:: INPUT RECORDS ::
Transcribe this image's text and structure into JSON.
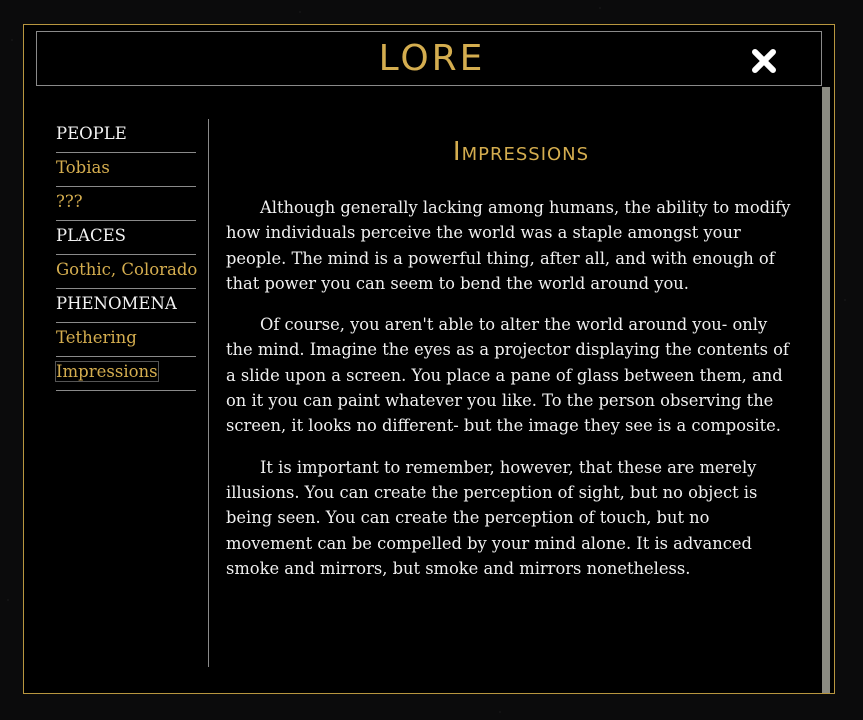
{
  "window": {
    "title": "LORE",
    "close_icon": "close-icon"
  },
  "colors": {
    "accent": "#d4ad4f",
    "text": "#f0f0f0",
    "border": "#b8963f"
  },
  "sidebar": {
    "items": [
      {
        "label": "PEOPLE",
        "type": "category"
      },
      {
        "label": "Tobias",
        "type": "entry"
      },
      {
        "label": "???",
        "type": "entry"
      },
      {
        "label": "PLACES",
        "type": "category"
      },
      {
        "label": "Gothic, Colorado",
        "type": "entry"
      },
      {
        "label": "PHENOMENA",
        "type": "category"
      },
      {
        "label": "Tethering",
        "type": "entry"
      },
      {
        "label": "Impressions",
        "type": "entry",
        "active": true
      }
    ]
  },
  "article": {
    "title": "Impressions",
    "paragraphs": [
      "Although generally lacking among humans, the ability to modify how individuals perceive the world was a staple amongst your people. The mind is a powerful thing, after all, and with enough of that power you can seem to bend the world around you.",
      "Of course, you aren't able to alter the world around you- only the mind. Imagine the eyes as a projector displaying the contents of a slide upon a screen. You place a pane of glass between them, and on it you can paint whatever you like. To the person observing the screen, it looks no different- but the image they see is a composite.",
      "It is important to remember, however, that these are merely illusions. You can create the perception of sight, but no object is being seen. You can create the perception of touch, but no movement can be compelled by your mind alone. It is advanced smoke and mirrors, but smoke and mirrors nonetheless."
    ]
  }
}
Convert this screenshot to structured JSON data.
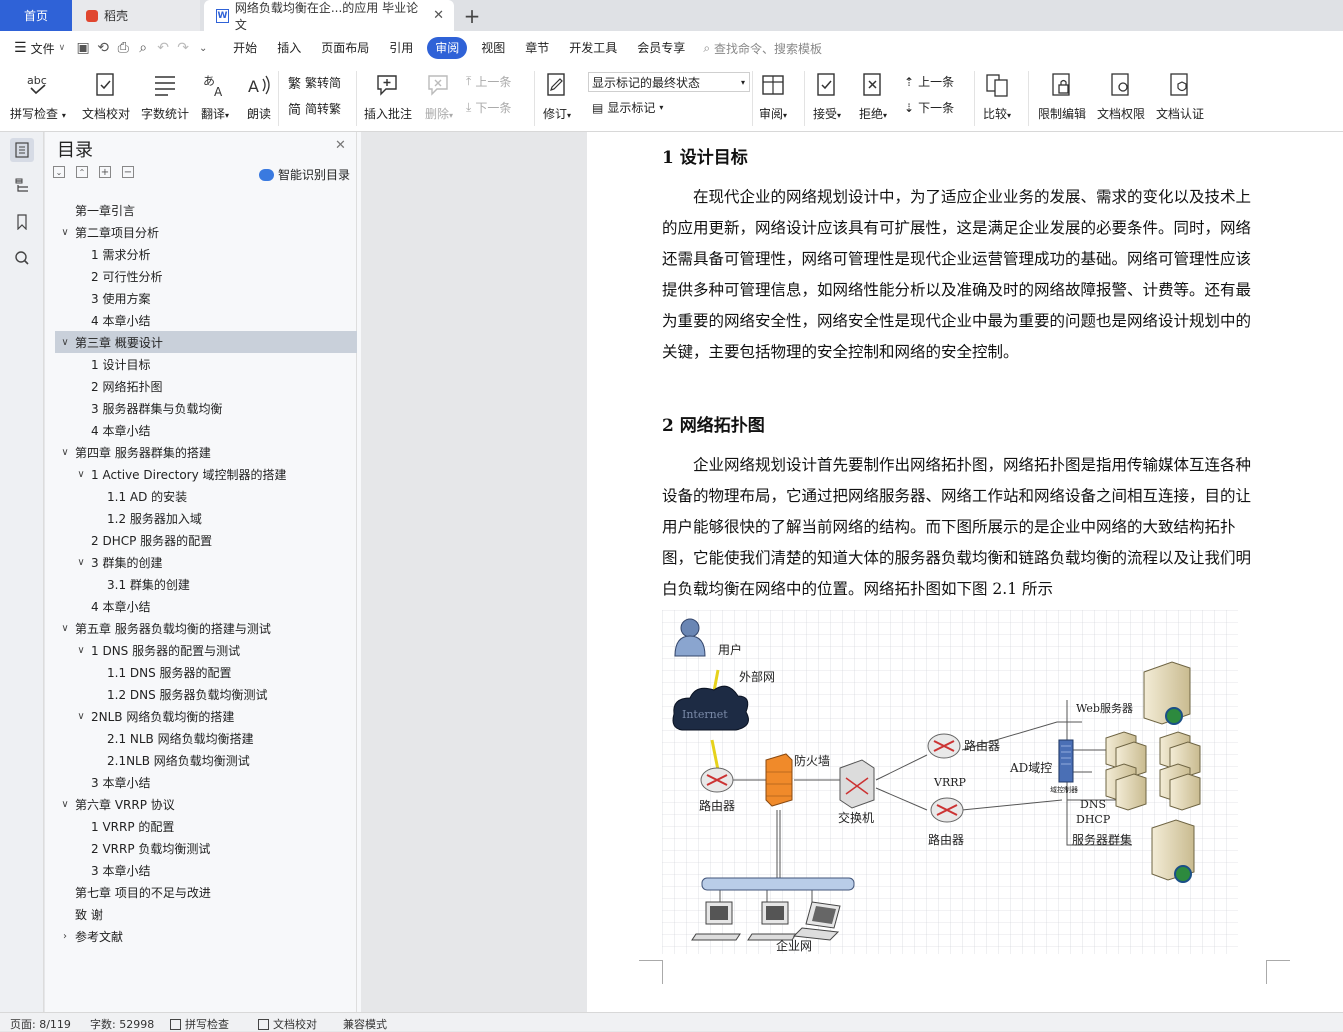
{
  "tabs": {
    "home": "首页",
    "daoke": "稻壳",
    "doc": "网络负载均衡在企...的应用 毕业论文"
  },
  "menu": {
    "file": "文件",
    "items": [
      "开始",
      "插入",
      "页面布局",
      "引用",
      "审阅",
      "视图",
      "章节",
      "开发工具",
      "会员专享"
    ],
    "search": "查找命令、搜索模板"
  },
  "ribbon": {
    "spell": "拼写检查",
    "proof": "文档校对",
    "wordcount": "字数统计",
    "translate": "翻译",
    "read": "朗读",
    "trad": "繁转简",
    "simp": "简转繁",
    "insert_comment": "插入批注",
    "delete": "删除",
    "prev_comment": "上一条",
    "next_comment": "下一条",
    "revise": "修订",
    "markup_select": "显示标记的最终状态",
    "show_markup": "显示标记",
    "review": "审阅",
    "accept": "接受",
    "reject": "拒绝",
    "prev_change": "上一条",
    "next_change": "下一条",
    "compare": "比较",
    "restrict": "限制编辑",
    "doc_perm": "文档权限",
    "doc_auth": "文档认证"
  },
  "nav": {
    "title": "目录",
    "smart": "智能识别目录",
    "items": [
      "第一章引言",
      "第二章项目分析",
      "1  需求分析",
      "2  可行性分析",
      "3  使用方案",
      "4 本章小结",
      "第三章  概要设计",
      "1 设计目标",
      "2 网络拓扑图",
      "3 服务器群集与负载均衡",
      "4 本章小结",
      "第四章  服务器群集的搭建",
      "1    Active Directory 域控制器的搭建",
      "1.1    AD 的安装",
      "1.2  服务器加入域",
      "2    DHCP 服务器的配置",
      "3    群集的创建",
      "3.1  群集的创建",
      "4    本章小结",
      "第五章  服务器负载均衡的搭建与测试",
      "1    DNS 服务器的配置与测试",
      "1.1    DNS 服务器的配置",
      "1.2 DNS 服务器负载均衡测试",
      "2NLB 网络负载均衡的搭建",
      "2.1    NLB 网络负载均衡搭建",
      "2.1NLB 网络负载均衡测试",
      "3    本章小结",
      "第六章  VRRP 协议",
      "1 VRRP 的配置",
      "2 VRRP 负载均衡测试",
      "3  本章小结",
      "第七章  项目的不足与改进",
      "致    谢",
      "参考文献"
    ]
  },
  "doc": {
    "h1": "1 设计目标",
    "p1": [
      "在现代企业的网络规划设计中，为了适应企业业务的发展、需求的变化以及技术上",
      "的应用更新，网络设计应该具有可扩展性，这是满足企业发展的必要条件。同时，网络",
      "还需具备可管理性，网络可管理性是现代企业运营管理成功的基础。网络可管理性应该",
      "提供多种可管理信息，如网络性能分析以及准确及时的网络故障报警、计费等。还有最",
      "为重要的网络安全性，网络安全性是现代企业中最为重要的问题也是网络设计规划中的",
      "关键，主要包括物理的安全控制和网络的安全控制。"
    ],
    "h2": "2 网络拓扑图",
    "p2": [
      "企业网络规划设计首先要制作出网络拓扑图，网络拓扑图是指用传输媒体互连各种",
      "设备的物理布局，它通过把网络服务器、网络工作站和网络设备之间相互连接，目的让",
      "用户能够很快的了解当前网络的结构。而下图所展示的是企业中网络的大致结构拓扑",
      "图，它能使我们清楚的知道大体的服务器负载均衡和链路负载均衡的流程以及让我们明",
      "白负载均衡在网络中的位置。网络拓扑图如下图 2.1 所示"
    ],
    "diagram": {
      "user": "用户",
      "wan": "外部网",
      "internet": "Internet",
      "router1": "路由器",
      "firewall": "防火墙",
      "switch": "交换机",
      "router2": "路由器",
      "router3": "路由器",
      "vrrp": "VRRP",
      "ad": "AD域控",
      "dc": "域控制器",
      "web": "Web服务器",
      "dns": "DNS",
      "dhcp": "DHCP",
      "cluster": "服务器群集",
      "lan": "企业网"
    }
  },
  "status": {
    "page": "页面: 8/119",
    "words": "字数: 52998",
    "spell": "拼写检查",
    "proof": "文档校对",
    "compat": "兼容模式"
  }
}
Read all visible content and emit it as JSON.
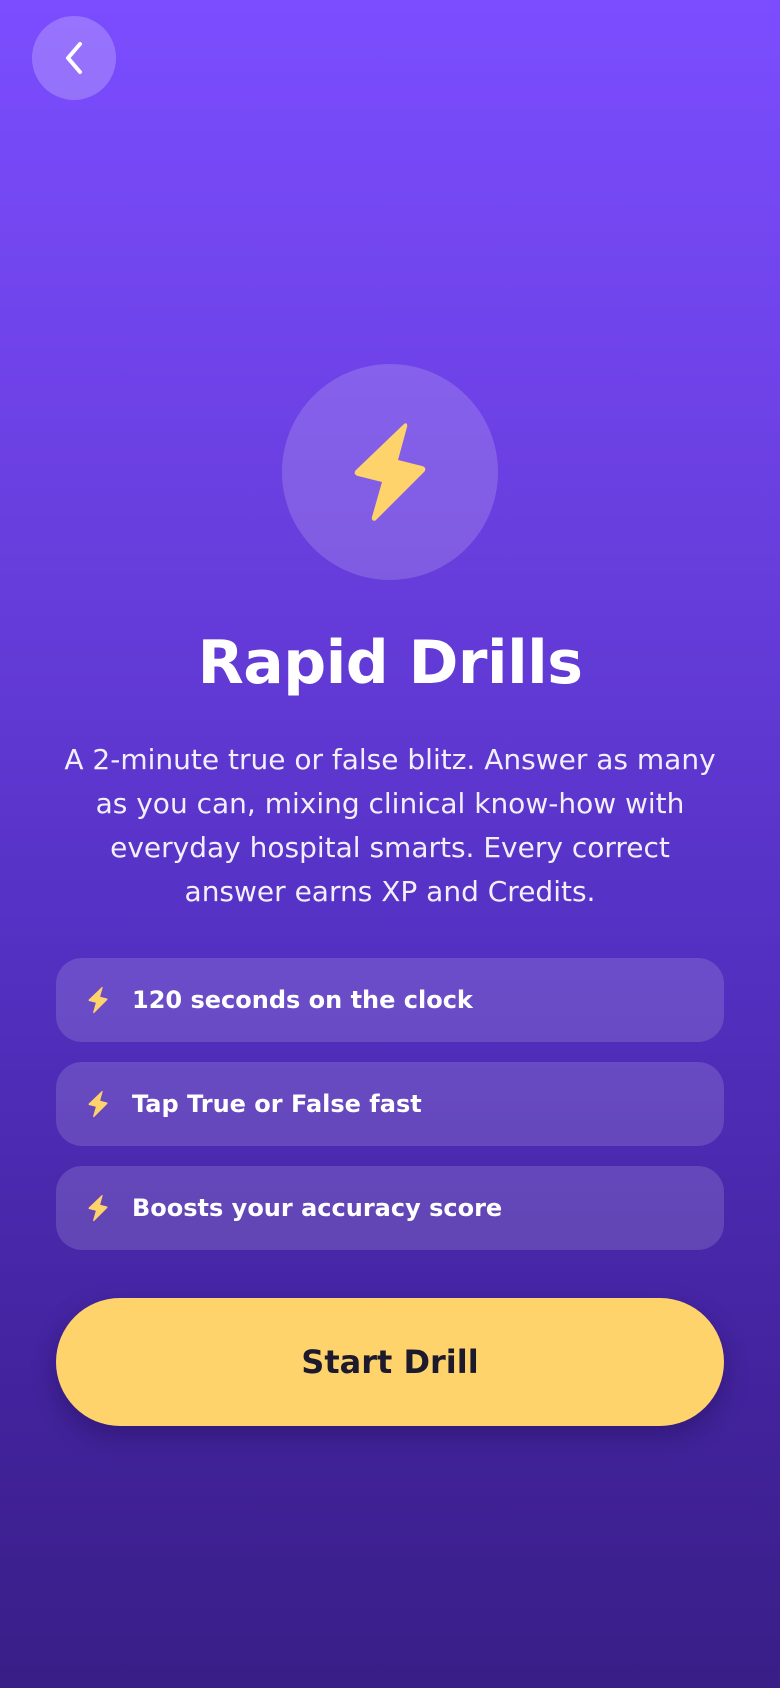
{
  "header": {
    "back_icon": "chevron-left-icon"
  },
  "hero": {
    "icon": "lightning-bolt-icon",
    "icon_color": "#ffd36b"
  },
  "title": "Rapid Drills",
  "description": "A 2-minute true or false blitz. Answer as many as you can, mixing clinical know-how with everyday hospital smarts. Every correct answer earns XP and Credits.",
  "features": [
    {
      "icon": "lightning-bolt-icon",
      "label": "120 seconds on the clock"
    },
    {
      "icon": "lightning-bolt-icon",
      "label": "Tap True or False fast"
    },
    {
      "icon": "lightning-bolt-icon",
      "label": "Boosts your accuracy score"
    }
  ],
  "start_button": {
    "label": "Start Drill",
    "color": "#ffd36b"
  },
  "colors": {
    "background_top": "#7b4dff",
    "background_bottom": "#391e87",
    "accent": "#ffd36b"
  }
}
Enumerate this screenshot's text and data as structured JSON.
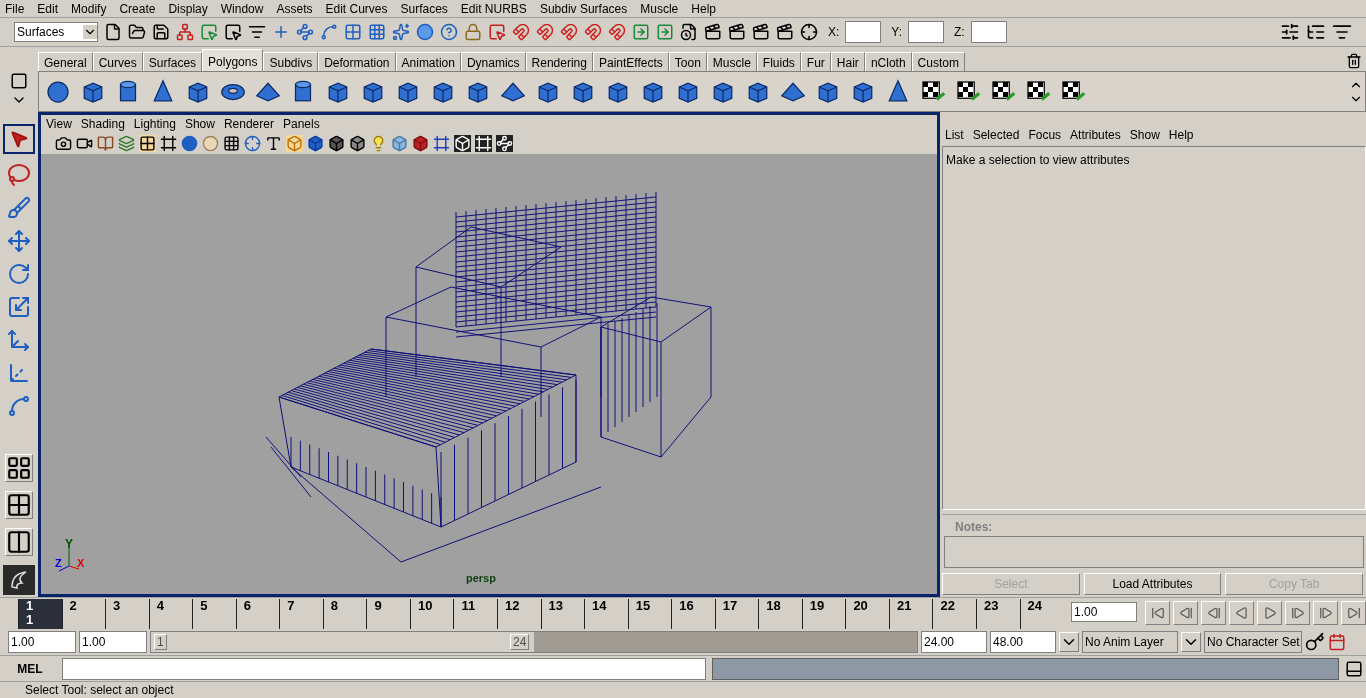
{
  "menu_bar": [
    "File",
    "Edit",
    "Modify",
    "Create",
    "Display",
    "Window",
    "Assets",
    "Edit Curves",
    "Surfaces",
    "Edit NURBS",
    "Subdiv Surfaces",
    "Muscle",
    "Help"
  ],
  "status_line": {
    "menu_set": "Surfaces",
    "coord_labels": [
      "X:",
      "Y:",
      "Z:"
    ]
  },
  "shelf": {
    "tabs": [
      {
        "label": "General",
        "selected": false
      },
      {
        "label": "Curves",
        "selected": false
      },
      {
        "label": "Surfaces",
        "selected": false
      },
      {
        "label": "Polygons",
        "selected": true
      },
      {
        "label": "Subdivs",
        "selected": false
      },
      {
        "label": "Deformation",
        "selected": false
      },
      {
        "label": "Animation",
        "selected": false
      },
      {
        "label": "Dynamics",
        "selected": false
      },
      {
        "label": "Rendering",
        "selected": false
      },
      {
        "label": "PaintEffects",
        "selected": false
      },
      {
        "label": "Toon",
        "selected": false
      },
      {
        "label": "Muscle",
        "selected": false
      },
      {
        "label": "Fluids",
        "selected": false
      },
      {
        "label": "Fur",
        "selected": false
      },
      {
        "label": "Hair",
        "selected": false
      },
      {
        "label": "nCloth",
        "selected": false
      },
      {
        "label": "Custom",
        "selected": false
      }
    ]
  },
  "viewport": {
    "menu": [
      "View",
      "Shading",
      "Lighting",
      "Show",
      "Renderer",
      "Panels"
    ],
    "camera": "persp",
    "axis_labels": [
      "Y",
      "Z",
      "X"
    ]
  },
  "attribute_editor": {
    "menu": [
      "List",
      "Selected",
      "Focus",
      "Attributes",
      "Show",
      "Help"
    ],
    "message": "Make a selection to view attributes",
    "notes_label": "Notes:",
    "buttons": [
      {
        "label": "Select",
        "disabled": true
      },
      {
        "label": "Load Attributes",
        "disabled": false
      },
      {
        "label": "Copy Tab",
        "disabled": true
      }
    ]
  },
  "time_slider": {
    "frames": [
      {
        "label": "1",
        "selected": true
      },
      {
        "label": "2",
        "selected": false
      },
      {
        "label": "3",
        "selected": false
      },
      {
        "label": "4",
        "selected": false
      },
      {
        "label": "5",
        "selected": false
      },
      {
        "label": "6",
        "selected": false
      },
      {
        "label": "7",
        "selected": false
      },
      {
        "label": "8",
        "selected": false
      },
      {
        "label": "9",
        "selected": false
      },
      {
        "label": "10",
        "selected": false
      },
      {
        "label": "11",
        "selected": false
      },
      {
        "label": "12",
        "selected": false
      },
      {
        "label": "13",
        "selected": false
      },
      {
        "label": "14",
        "selected": false
      },
      {
        "label": "15",
        "selected": false
      },
      {
        "label": "16",
        "selected": false
      },
      {
        "label": "17",
        "selected": false
      },
      {
        "label": "18",
        "selected": false
      },
      {
        "label": "19",
        "selected": false
      },
      {
        "label": "20",
        "selected": false
      },
      {
        "label": "21",
        "selected": false
      },
      {
        "label": "22",
        "selected": false
      },
      {
        "label": "23",
        "selected": false
      },
      {
        "label": "24",
        "selected": false
      }
    ],
    "current_frame": "1",
    "current_time": "1.00"
  },
  "range_slider": {
    "start_time": "1.00",
    "playback_start": "1.00",
    "handle_start": "1",
    "handle_end": "24",
    "level": 0.5,
    "playback_end": "24.00",
    "end_time": "48.00",
    "anim_layer": "No Anim Layer",
    "character_set": "No Character Set"
  },
  "command_line": {
    "label": "MEL"
  },
  "help_line": {
    "text": "Select Tool: select an object"
  }
}
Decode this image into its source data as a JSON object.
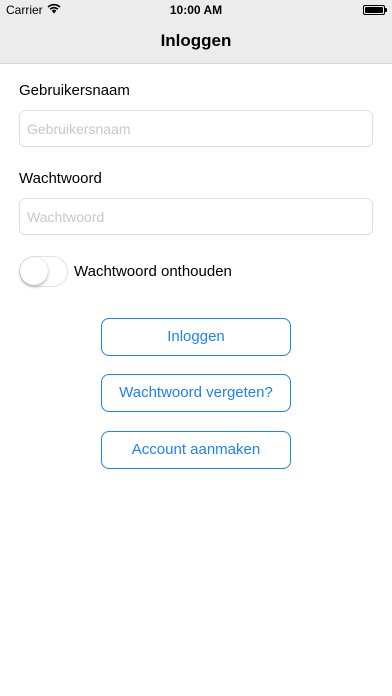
{
  "status_bar": {
    "carrier": "Carrier",
    "time": "10:00 AM",
    "icons": [
      "wifi-icon",
      "battery-icon"
    ]
  },
  "nav": {
    "title": "Inloggen"
  },
  "form": {
    "username": {
      "label": "Gebruikersnaam",
      "placeholder": "Gebruikersnaam",
      "value": ""
    },
    "password": {
      "label": "Wachtwoord",
      "placeholder": "Wachtwoord",
      "value": ""
    },
    "remember": {
      "label": "Wachtwoord onthouden",
      "on": false
    }
  },
  "buttons": {
    "login": "Inloggen",
    "forgot": "Wachtwoord vergeten?",
    "create": "Account aanmaken"
  },
  "colors": {
    "accent": "#1a82fb",
    "bar_background": "#ececec"
  }
}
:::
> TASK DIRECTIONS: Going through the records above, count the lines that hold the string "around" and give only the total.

> SOLUTION FOR THIS EXERCISE: 2